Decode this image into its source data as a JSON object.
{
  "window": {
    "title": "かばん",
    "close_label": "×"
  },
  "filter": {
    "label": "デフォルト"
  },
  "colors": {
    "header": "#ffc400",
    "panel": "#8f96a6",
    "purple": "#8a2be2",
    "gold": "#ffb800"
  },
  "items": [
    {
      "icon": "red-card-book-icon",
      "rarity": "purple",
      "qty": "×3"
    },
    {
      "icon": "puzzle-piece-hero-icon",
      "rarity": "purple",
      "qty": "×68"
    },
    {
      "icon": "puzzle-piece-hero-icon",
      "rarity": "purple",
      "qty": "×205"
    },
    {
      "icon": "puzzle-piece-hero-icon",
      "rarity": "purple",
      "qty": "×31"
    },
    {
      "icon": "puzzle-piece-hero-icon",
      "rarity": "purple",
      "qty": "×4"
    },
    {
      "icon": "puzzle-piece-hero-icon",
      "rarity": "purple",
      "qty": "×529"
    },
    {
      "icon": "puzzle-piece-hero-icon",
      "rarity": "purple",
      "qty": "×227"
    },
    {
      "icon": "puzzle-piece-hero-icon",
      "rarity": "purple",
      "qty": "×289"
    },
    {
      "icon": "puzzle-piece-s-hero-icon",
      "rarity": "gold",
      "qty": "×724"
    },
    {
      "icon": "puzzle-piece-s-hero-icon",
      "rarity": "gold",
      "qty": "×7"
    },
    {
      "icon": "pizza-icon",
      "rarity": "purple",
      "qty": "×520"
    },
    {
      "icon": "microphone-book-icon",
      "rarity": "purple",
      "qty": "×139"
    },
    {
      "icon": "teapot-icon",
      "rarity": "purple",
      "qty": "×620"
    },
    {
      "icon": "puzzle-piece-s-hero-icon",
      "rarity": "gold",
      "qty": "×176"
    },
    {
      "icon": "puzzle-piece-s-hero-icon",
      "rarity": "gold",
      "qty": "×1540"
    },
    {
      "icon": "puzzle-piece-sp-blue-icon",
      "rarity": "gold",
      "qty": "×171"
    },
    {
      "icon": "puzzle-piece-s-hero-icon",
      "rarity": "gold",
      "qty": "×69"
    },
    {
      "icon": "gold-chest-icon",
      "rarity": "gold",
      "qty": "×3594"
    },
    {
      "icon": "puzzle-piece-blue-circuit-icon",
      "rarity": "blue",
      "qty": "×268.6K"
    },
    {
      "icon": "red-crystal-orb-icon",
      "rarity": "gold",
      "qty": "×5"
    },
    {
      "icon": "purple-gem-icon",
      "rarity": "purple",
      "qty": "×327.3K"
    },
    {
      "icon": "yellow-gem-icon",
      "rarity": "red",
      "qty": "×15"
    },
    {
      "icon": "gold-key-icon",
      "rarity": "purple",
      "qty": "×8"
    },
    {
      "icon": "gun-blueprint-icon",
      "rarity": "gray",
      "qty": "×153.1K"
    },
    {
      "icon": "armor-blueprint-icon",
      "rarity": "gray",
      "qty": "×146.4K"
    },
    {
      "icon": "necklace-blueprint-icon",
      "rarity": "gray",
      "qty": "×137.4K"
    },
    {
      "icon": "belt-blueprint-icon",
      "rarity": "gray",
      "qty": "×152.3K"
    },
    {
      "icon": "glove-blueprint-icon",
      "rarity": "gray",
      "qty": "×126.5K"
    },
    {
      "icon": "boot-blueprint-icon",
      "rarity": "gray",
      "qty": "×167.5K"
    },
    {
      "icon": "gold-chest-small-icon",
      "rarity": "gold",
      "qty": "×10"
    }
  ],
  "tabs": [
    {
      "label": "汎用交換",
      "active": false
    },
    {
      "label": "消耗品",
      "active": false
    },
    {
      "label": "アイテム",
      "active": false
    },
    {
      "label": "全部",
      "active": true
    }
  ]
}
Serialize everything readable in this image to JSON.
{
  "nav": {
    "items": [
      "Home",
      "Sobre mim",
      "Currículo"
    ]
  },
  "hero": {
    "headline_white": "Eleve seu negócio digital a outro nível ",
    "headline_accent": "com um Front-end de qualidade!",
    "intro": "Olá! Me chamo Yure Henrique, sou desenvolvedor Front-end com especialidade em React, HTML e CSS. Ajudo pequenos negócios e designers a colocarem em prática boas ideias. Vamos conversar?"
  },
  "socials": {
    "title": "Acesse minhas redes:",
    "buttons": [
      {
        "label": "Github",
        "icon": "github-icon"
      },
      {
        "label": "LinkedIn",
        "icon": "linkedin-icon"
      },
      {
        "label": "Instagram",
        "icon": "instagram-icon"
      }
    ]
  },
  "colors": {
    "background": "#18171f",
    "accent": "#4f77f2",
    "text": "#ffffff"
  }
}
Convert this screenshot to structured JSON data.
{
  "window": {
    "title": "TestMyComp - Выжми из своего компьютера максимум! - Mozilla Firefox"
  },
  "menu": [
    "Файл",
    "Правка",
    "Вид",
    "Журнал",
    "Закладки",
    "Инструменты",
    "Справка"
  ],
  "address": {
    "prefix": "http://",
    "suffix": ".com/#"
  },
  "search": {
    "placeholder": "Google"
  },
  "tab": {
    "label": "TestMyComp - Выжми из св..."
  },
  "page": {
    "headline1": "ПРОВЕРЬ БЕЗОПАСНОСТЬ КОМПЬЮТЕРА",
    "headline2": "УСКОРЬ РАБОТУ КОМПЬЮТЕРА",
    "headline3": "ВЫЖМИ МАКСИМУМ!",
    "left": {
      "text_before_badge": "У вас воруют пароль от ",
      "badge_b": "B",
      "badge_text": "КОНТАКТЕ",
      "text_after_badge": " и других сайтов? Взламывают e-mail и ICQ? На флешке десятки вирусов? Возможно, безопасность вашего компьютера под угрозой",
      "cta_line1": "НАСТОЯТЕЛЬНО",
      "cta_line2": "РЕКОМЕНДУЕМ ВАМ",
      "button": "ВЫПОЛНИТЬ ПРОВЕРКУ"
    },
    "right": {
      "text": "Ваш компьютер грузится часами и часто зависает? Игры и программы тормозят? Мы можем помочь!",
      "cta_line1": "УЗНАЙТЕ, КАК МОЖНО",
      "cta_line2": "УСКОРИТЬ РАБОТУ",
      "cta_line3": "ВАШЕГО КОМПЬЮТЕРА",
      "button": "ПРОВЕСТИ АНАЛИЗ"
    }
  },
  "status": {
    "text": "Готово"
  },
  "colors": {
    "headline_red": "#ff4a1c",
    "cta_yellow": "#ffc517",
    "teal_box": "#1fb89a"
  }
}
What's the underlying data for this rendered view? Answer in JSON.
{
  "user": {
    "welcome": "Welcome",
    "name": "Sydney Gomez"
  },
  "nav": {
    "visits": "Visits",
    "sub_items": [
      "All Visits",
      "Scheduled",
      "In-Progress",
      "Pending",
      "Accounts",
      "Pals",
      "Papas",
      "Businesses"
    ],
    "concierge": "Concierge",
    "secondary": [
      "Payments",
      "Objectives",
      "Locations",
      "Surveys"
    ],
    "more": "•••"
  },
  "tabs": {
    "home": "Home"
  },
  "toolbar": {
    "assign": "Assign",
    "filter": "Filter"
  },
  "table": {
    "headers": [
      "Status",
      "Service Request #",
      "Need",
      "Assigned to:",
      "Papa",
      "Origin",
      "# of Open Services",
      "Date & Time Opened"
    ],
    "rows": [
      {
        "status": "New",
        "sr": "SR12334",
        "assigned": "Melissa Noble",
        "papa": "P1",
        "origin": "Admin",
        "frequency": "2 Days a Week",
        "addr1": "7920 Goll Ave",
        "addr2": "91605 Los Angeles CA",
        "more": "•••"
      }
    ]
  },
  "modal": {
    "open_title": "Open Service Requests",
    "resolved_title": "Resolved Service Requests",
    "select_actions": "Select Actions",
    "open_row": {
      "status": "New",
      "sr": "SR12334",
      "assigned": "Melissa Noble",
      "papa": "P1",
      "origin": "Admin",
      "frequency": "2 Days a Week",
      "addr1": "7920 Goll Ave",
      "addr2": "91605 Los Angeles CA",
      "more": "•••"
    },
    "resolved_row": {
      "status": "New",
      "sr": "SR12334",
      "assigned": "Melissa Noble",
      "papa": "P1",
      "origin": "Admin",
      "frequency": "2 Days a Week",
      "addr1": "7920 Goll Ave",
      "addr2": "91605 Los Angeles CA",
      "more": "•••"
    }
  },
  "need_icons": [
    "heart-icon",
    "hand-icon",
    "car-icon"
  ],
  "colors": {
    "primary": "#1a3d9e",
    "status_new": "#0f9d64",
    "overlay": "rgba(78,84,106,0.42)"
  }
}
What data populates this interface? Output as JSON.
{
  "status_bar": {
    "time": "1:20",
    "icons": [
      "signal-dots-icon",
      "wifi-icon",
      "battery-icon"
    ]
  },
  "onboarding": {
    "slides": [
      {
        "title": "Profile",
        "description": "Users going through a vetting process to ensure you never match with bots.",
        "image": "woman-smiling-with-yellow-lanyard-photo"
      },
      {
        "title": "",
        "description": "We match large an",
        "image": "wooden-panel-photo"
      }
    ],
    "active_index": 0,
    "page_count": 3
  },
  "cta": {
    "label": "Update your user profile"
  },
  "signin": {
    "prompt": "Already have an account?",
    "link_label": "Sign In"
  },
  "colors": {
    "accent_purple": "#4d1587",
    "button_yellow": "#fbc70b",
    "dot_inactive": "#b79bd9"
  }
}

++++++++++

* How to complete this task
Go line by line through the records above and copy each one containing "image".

* Exercise response
Decode this image into its source data as a JSON object.
Serialize everything readable in this image to JSON.
        "image": "woman-smiling-with-yellow-lanyard-photo"
        "image": "wooden-panel-photo"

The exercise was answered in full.